(Stored items)
━━━━━━━━━━━━━━━━
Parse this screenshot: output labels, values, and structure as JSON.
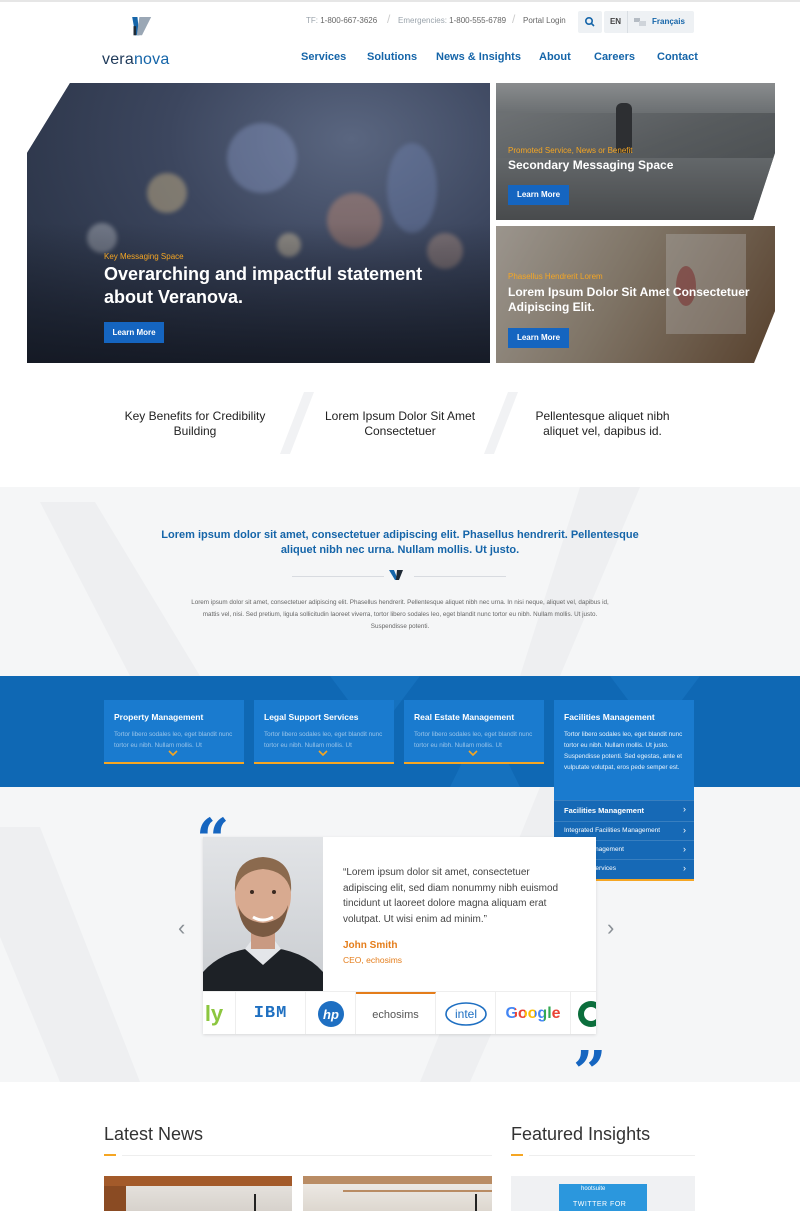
{
  "brand": {
    "name_part1": "vera",
    "name_part2": "nova",
    "accent": "#1565a9",
    "orange": "#f5a623"
  },
  "utility": {
    "tel_label": "TF:",
    "tel": "1-800-667-3626",
    "emergency_label": "Emergencies:",
    "emergency": "1-800-555-6789",
    "portal": "Portal Login",
    "lang_en": "EN",
    "lang_fr": "Français"
  },
  "nav": [
    "Services",
    "Solutions",
    "News & Insights",
    "About",
    "Careers",
    "Contact"
  ],
  "hero": {
    "main": {
      "eyebrow": "Key Messaging Space",
      "title": "Overarching and impactful statement about Veranova.",
      "cta": "Learn More"
    },
    "side1": {
      "eyebrow": "Promoted Service, News or Benefit",
      "title": "Secondary Messaging Space",
      "cta": "Learn More"
    },
    "side2": {
      "eyebrow": "Phasellus Hendrerit Lorem",
      "title": "Lorem Ipsum Dolor Sit Amet Consectetuer Adipiscing Elit.",
      "cta": "Learn More"
    }
  },
  "benefits": [
    "Key Benefits for Credibility Building",
    "Lorem Ipsum Dolor Sit Amet Consectetuer",
    "Pellentesque aliquet nibh aliquet vel, dapibus id."
  ],
  "intro": {
    "headline": "Lorem ipsum dolor sit amet, consectetuer adipiscing elit. Phasellus hendrerit. Pellentesque aliquet nibh nec urna. Nullam mollis. Ut justo.",
    "body": "Lorem ipsum dolor sit amet, consectetuer adipiscing elit. Phasellus hendrerit. Pellentesque aliquet nibh nec urna. In nisi neque, aliquet vel, dapibus id, mattis vel, nisi. Sed pretium, ligula sollicitudin laoreet viverra, tortor libero sodales leo, eget blandit nunc tortor eu nibh. Nullam mollis. Ut justo. Suspendisse potenti."
  },
  "services": [
    {
      "title": "Property Management",
      "desc": "Tortor libero sodales leo, eget blandit nunc tortor eu nibh. Nullam mollis. Ut"
    },
    {
      "title": "Legal Support Services",
      "desc": "Tortor libero sodales leo, eget blandit nunc tortor eu nibh. Nullam mollis. Ut"
    },
    {
      "title": "Real Estate Management",
      "desc": "Tortor libero sodales leo, eget blandit nunc tortor eu nibh. Nullam mollis. Ut"
    },
    {
      "title": "Facilities Management",
      "desc": "Tortor libero sodales leo, eget blandit nunc tortor eu nibh. Nullam mollis. Ut justo. Suspendisse potenti. Sed egestas, ante et vulputate volutpat, eros pede semper est."
    }
  ],
  "submenu": [
    "Facilities Management",
    "Integrated Facilities Management",
    "Project Management",
    "Facilities Services"
  ],
  "testimonial": {
    "quote": "“Lorem ipsum dolor sit amet, consectetuer adipiscing elit, sed diam nonummy nibh euismod tincidunt ut laoreet dolore magna aliquam erat volutpat. Ut wisi enim ad minim.”",
    "name": "John Smith",
    "role": "CEO, echosims"
  },
  "client_logos": [
    "ly",
    "IBM",
    "hp",
    "echosims",
    "intel",
    "Google",
    "starbucks-logo"
  ],
  "sections": {
    "news": "Latest News",
    "insights": "Featured Insights"
  },
  "insight_thumb": {
    "label": "TWITTER FOR",
    "brand": "hootsuite"
  }
}
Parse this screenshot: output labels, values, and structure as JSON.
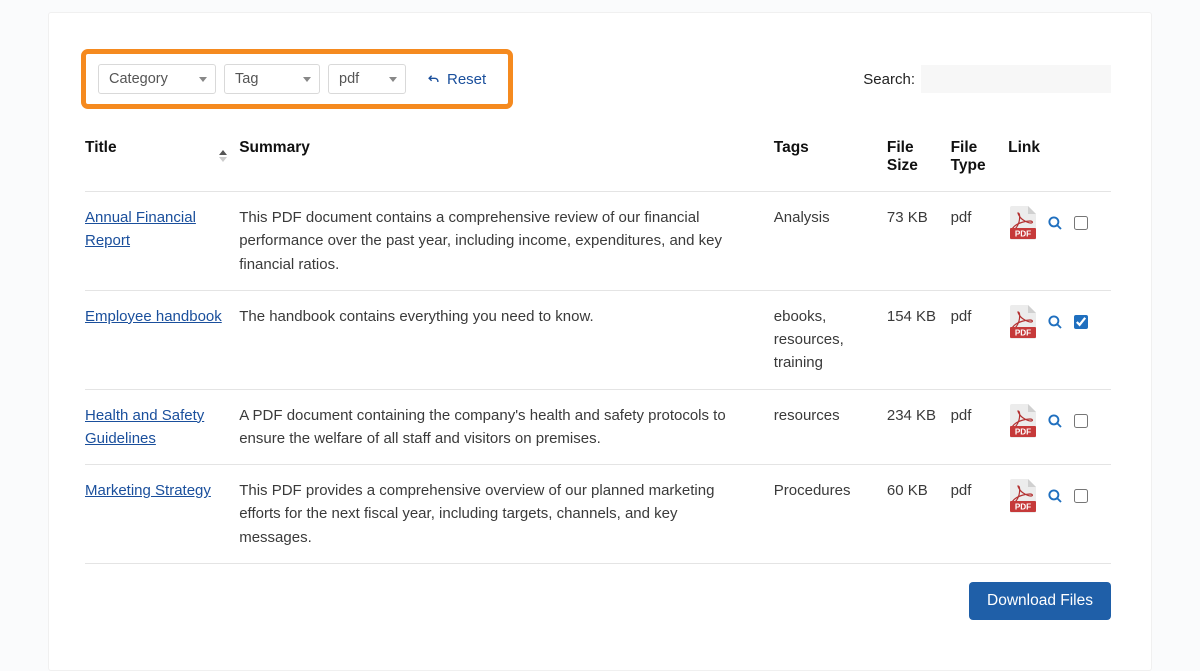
{
  "filters": {
    "category": "Category",
    "tag": "Tag",
    "filetype": "pdf",
    "reset": "Reset"
  },
  "search": {
    "label": "Search:",
    "value": ""
  },
  "columns": {
    "title": "Title",
    "summary": "Summary",
    "tags": "Tags",
    "size": "File Size",
    "type": "File Type",
    "link": "Link"
  },
  "rows": [
    {
      "title": "Annual Financial Report",
      "summary": "This PDF document contains a comprehensive review of our financial performance over the past year, including income, expenditures, and key financial ratios.",
      "tags": "Analysis",
      "size": "73 KB",
      "type": "pdf",
      "checked": false
    },
    {
      "title": "Employee handbook",
      "summary": "The handbook contains everything you need to know.",
      "tags": "ebooks, resources, training",
      "size": "154 KB",
      "type": "pdf",
      "checked": true
    },
    {
      "title": "Health and Safety Guidelines",
      "summary": "A PDF document containing the company's health and safety protocols to ensure the welfare of all staff and visitors on premises.",
      "tags": "resources",
      "size": "234 KB",
      "type": "pdf",
      "checked": false
    },
    {
      "title": "Marketing Strategy",
      "summary": "This PDF provides a comprehensive overview of our planned marketing efforts for the next fiscal year, including targets, channels, and key messages.",
      "tags": "Procedures",
      "size": "60 KB",
      "type": "pdf",
      "checked": false
    }
  ],
  "download_button": "Download Files"
}
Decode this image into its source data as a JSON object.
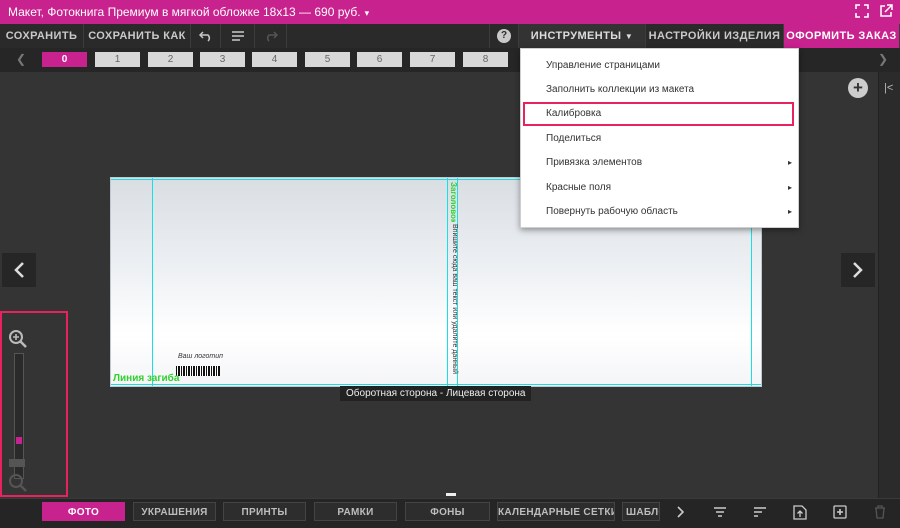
{
  "titlebar": {
    "title": "Макет, Фотокнига Премиум в мягкой обложке 18х13  — 690 руб.",
    "caret": "▾",
    "icons": [
      "fullscreen-icon",
      "open-external-icon"
    ]
  },
  "toolbar": {
    "save_label": "СОХРАНИТЬ",
    "save_as_label": "СОХРАНИТЬ КАК",
    "help": "?",
    "tools_label": "ИНСТРУМЕНТЫ",
    "product_settings_label": "НАСТРОЙКИ ИЗДЕЛИЯ",
    "checkout_label": "ОФОРМИТЬ ЗАКАЗ"
  },
  "pages": [
    "0",
    "1",
    "2",
    "3",
    "4",
    "5",
    "6",
    "7",
    "8"
  ],
  "active_page": "0",
  "menu": {
    "items": [
      {
        "label": "Управление страницами",
        "submenu": false
      },
      {
        "label": "Заполнить коллекции из макета",
        "submenu": false
      },
      {
        "label": "Калибровка",
        "submenu": false,
        "highlighted": true
      },
      {
        "label": "Поделиться",
        "submenu": false
      },
      {
        "label": "Привязка элементов",
        "submenu": true
      },
      {
        "label": "Красные поля",
        "submenu": true
      },
      {
        "label": "Повернуть рабочую область",
        "submenu": true
      }
    ],
    "submenu_arrow": "▸"
  },
  "spread": {
    "fold_label": "Линия загиба",
    "spine_title": "Заголовок",
    "spine_text": "Впишите сюда ваш текст или удалите данный",
    "publisher": "Ваш логотип",
    "caption": "Оборотная сторона - Лицевая сторона"
  },
  "bottom_tabs": [
    "ФОТО",
    "УКРАШЕНИЯ",
    "ПРИНТЫ",
    "РАМКИ",
    "ФОНЫ",
    "КАЛЕНДАРНЫЕ СЕТКИ",
    "ШАБЛОНЫ"
  ],
  "active_tab": "ФОТО",
  "colors": {
    "accent": "#c8228f",
    "highlight_border": "#e8215f",
    "guide": "#16e0e6",
    "fold_text": "#2fd12f"
  }
}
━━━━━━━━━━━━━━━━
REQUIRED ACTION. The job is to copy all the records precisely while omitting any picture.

TASK OUTPUT.
Parse this screenshot: output labels, values, and structure as JSON.
{
  "brand": {
    "name_part1": "vera",
    "name_part2": "nova",
    "accent": "#1565a9",
    "orange": "#f5a623"
  },
  "utility": {
    "tel_label": "TF:",
    "tel": "1-800-667-3626",
    "emergency_label": "Emergencies:",
    "emergency": "1-800-555-6789",
    "portal": "Portal Login",
    "lang_en": "EN",
    "lang_fr": "Français"
  },
  "nav": [
    "Services",
    "Solutions",
    "News & Insights",
    "About",
    "Careers",
    "Contact"
  ],
  "hero": {
    "main": {
      "eyebrow": "Key Messaging Space",
      "title": "Overarching and impactful statement about Veranova.",
      "cta": "Learn More"
    },
    "side1": {
      "eyebrow": "Promoted Service, News or Benefit",
      "title": "Secondary Messaging Space",
      "cta": "Learn More"
    },
    "side2": {
      "eyebrow": "Phasellus Hendrerit Lorem",
      "title": "Lorem Ipsum Dolor Sit Amet Consectetuer Adipiscing Elit.",
      "cta": "Learn More"
    }
  },
  "benefits": [
    "Key Benefits for Credibility Building",
    "Lorem Ipsum Dolor Sit Amet Consectetuer",
    "Pellentesque aliquet nibh aliquet vel, dapibus id."
  ],
  "intro": {
    "headline": "Lorem ipsum dolor sit amet, consectetuer adipiscing elit. Phasellus hendrerit. Pellentesque aliquet nibh nec urna. Nullam mollis. Ut justo.",
    "body": "Lorem ipsum dolor sit amet, consectetuer adipiscing elit. Phasellus hendrerit. Pellentesque aliquet nibh nec urna. In nisi neque, aliquet vel, dapibus id, mattis vel, nisi. Sed pretium, ligula sollicitudin laoreet viverra, tortor libero sodales leo, eget blandit nunc tortor eu nibh. Nullam mollis. Ut justo. Suspendisse potenti."
  },
  "services": [
    {
      "title": "Property Management",
      "desc": "Tortor libero sodales leo, eget blandit nunc tortor eu nibh. Nullam mollis. Ut"
    },
    {
      "title": "Legal Support Services",
      "desc": "Tortor libero sodales leo, eget blandit nunc tortor eu nibh. Nullam mollis. Ut"
    },
    {
      "title": "Real Estate Management",
      "desc": "Tortor libero sodales leo, eget blandit nunc tortor eu nibh. Nullam mollis. Ut"
    },
    {
      "title": "Facilities Management",
      "desc": "Tortor libero sodales leo, eget blandit nunc tortor eu nibh. Nullam mollis. Ut justo. Suspendisse potenti. Sed egestas, ante et vulputate volutpat, eros pede semper est."
    }
  ],
  "submenu": [
    "Facilities Management",
    "Integrated Facilities Management",
    "Project Management",
    "Facilities Services"
  ],
  "testimonial": {
    "quote": "“Lorem ipsum dolor sit amet, consectetuer adipiscing elit, sed diam nonummy nibh euismod tincidunt ut laoreet dolore magna aliquam erat volutpat. Ut wisi enim ad minim.”",
    "name": "John Smith",
    "role": "CEO, echosims"
  },
  "client_logos": [
    "ly",
    "IBM",
    "hp",
    "echosims",
    "intel",
    "Google",
    "starbucks-logo"
  ],
  "sections": {
    "news": "Latest News",
    "insights": "Featured Insights"
  },
  "insight_thumb": {
    "label": "TWITTER FOR",
    "brand": "hootsuite"
  }
}
Parse this screenshot: output labels, values, and structure as JSON.
{
  "filters": {
    "category": "Category",
    "tag": "Tag",
    "filetype": "pdf",
    "reset": "Reset"
  },
  "search": {
    "label": "Search:",
    "value": ""
  },
  "columns": {
    "title": "Title",
    "summary": "Summary",
    "tags": "Tags",
    "size": "File Size",
    "type": "File Type",
    "link": "Link"
  },
  "rows": [
    {
      "title": "Annual Financial Report",
      "summary": "This PDF document contains a comprehensive review of our financial performance over the past year, including income, expenditures, and key financial ratios.",
      "tags": "Analysis",
      "size": "73 KB",
      "type": "pdf",
      "checked": false
    },
    {
      "title": "Employee handbook",
      "summary": "The handbook contains everything you need to know.",
      "tags": "ebooks, resources, training",
      "size": "154 KB",
      "type": "pdf",
      "checked": true
    },
    {
      "title": "Health and Safety Guidelines",
      "summary": "A PDF document containing the company's health and safety protocols to ensure the welfare of all staff and visitors on premises.",
      "tags": "resources",
      "size": "234 KB",
      "type": "pdf",
      "checked": false
    },
    {
      "title": "Marketing Strategy",
      "summary": "This PDF provides a comprehensive overview of our planned marketing efforts for the next fiscal year, including targets, channels, and key messages.",
      "tags": "Procedures",
      "size": "60 KB",
      "type": "pdf",
      "checked": false
    }
  ],
  "download_button": "Download Files"
}
Decode this image into its source data as a JSON object.
{
  "titlebar": {
    "title": "Макет, Фотокнига Премиум в мягкой обложке 18х13  — 690 руб.",
    "caret": "▾",
    "icons": [
      "fullscreen-icon",
      "open-external-icon"
    ]
  },
  "toolbar": {
    "save_label": "СОХРАНИТЬ",
    "save_as_label": "СОХРАНИТЬ КАК",
    "help": "?",
    "tools_label": "ИНСТРУМЕНТЫ",
    "product_settings_label": "НАСТРОЙКИ ИЗДЕЛИЯ",
    "checkout_label": "ОФОРМИТЬ ЗАКАЗ"
  },
  "pages": [
    "0",
    "1",
    "2",
    "3",
    "4",
    "5",
    "6",
    "7",
    "8"
  ],
  "active_page": "0",
  "menu": {
    "items": [
      {
        "label": "Управление страницами",
        "submenu": false
      },
      {
        "label": "Заполнить коллекции из макета",
        "submenu": false
      },
      {
        "label": "Калибровка",
        "submenu": false,
        "highlighted": true
      },
      {
        "label": "Поделиться",
        "submenu": false
      },
      {
        "label": "Привязка элементов",
        "submenu": true
      },
      {
        "label": "Красные поля",
        "submenu": true
      },
      {
        "label": "Повернуть рабочую область",
        "submenu": true
      }
    ],
    "submenu_arrow": "▸"
  },
  "spread": {
    "fold_label": "Линия загиба",
    "spine_title": "Заголовок",
    "spine_text": "Впишите сюда ваш текст или удалите данный",
    "publisher": "Ваш логотип",
    "caption": "Оборотная сторона - Лицевая сторона"
  },
  "bottom_tabs": [
    "ФОТО",
    "УКРАШЕНИЯ",
    "ПРИНТЫ",
    "РАМКИ",
    "ФОНЫ",
    "КАЛЕНДАРНЫЕ СЕТКИ",
    "ШАБЛОНЫ"
  ],
  "active_tab": "ФОТО",
  "colors": {
    "accent": "#c8228f",
    "highlight_border": "#e8215f",
    "guide": "#16e0e6",
    "fold_text": "#2fd12f"
  }
}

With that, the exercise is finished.